[Opening Extracted data section]

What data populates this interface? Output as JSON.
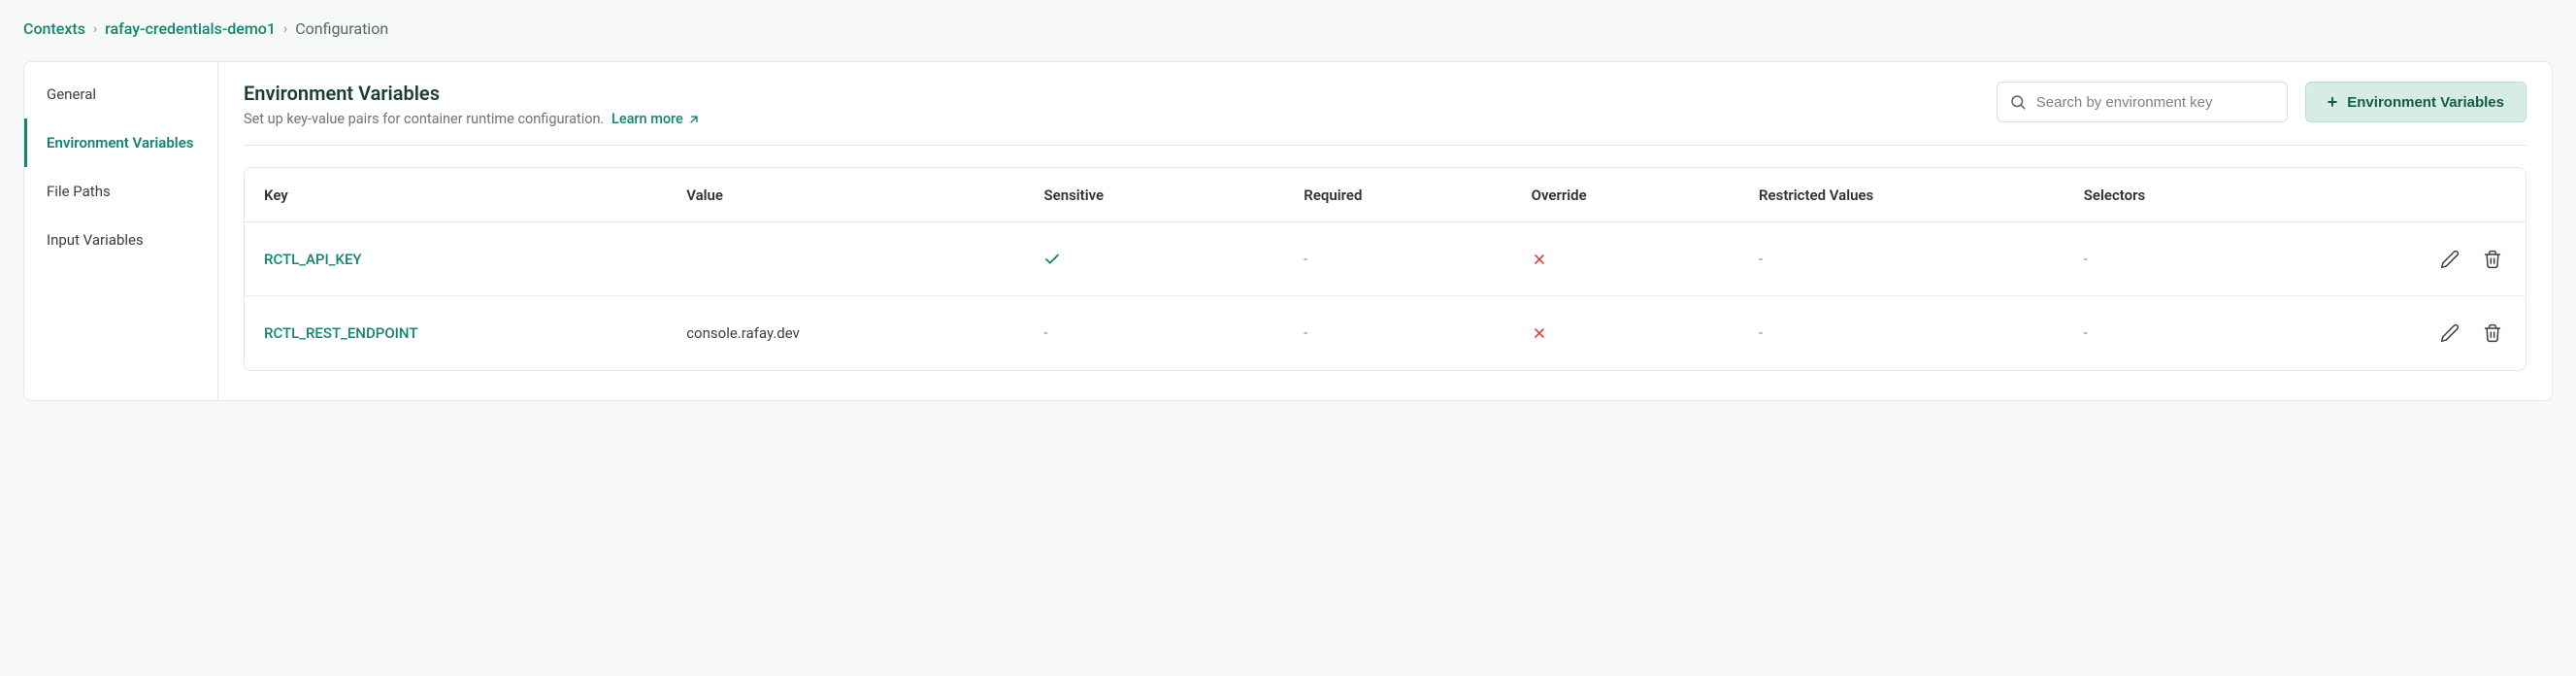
{
  "breadcrumb": {
    "root": "Contexts",
    "item": "rafay-credentials-demo1",
    "current": "Configuration"
  },
  "sidebar": {
    "items": [
      {
        "label": "General"
      },
      {
        "label": "Environment Variables"
      },
      {
        "label": "File Paths"
      },
      {
        "label": "Input Variables"
      }
    ]
  },
  "header": {
    "title": "Environment Variables",
    "subtitle": "Set up key-value pairs for container runtime configuration.",
    "learn_more": "Learn more"
  },
  "search": {
    "placeholder": "Search by environment key"
  },
  "add_button": {
    "label": "Environment Variables"
  },
  "table": {
    "columns": {
      "key": "Key",
      "value": "Value",
      "sensitive": "Sensitive",
      "required": "Required",
      "override": "Override",
      "restricted": "Restricted Values",
      "selectors": "Selectors"
    },
    "rows": [
      {
        "key": "RCTL_API_KEY",
        "value": "",
        "sensitive": "check",
        "required": "-",
        "override": "x",
        "restricted": "-",
        "selectors": "-"
      },
      {
        "key": "RCTL_REST_ENDPOINT",
        "value": "console.rafay.dev",
        "sensitive": "-",
        "required": "-",
        "override": "x",
        "restricted": "-",
        "selectors": "-"
      }
    ]
  }
}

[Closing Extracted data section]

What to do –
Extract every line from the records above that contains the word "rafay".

The answer –
    "item": "rafay-credentials-demo1",
        "value": "console.rafay.dev",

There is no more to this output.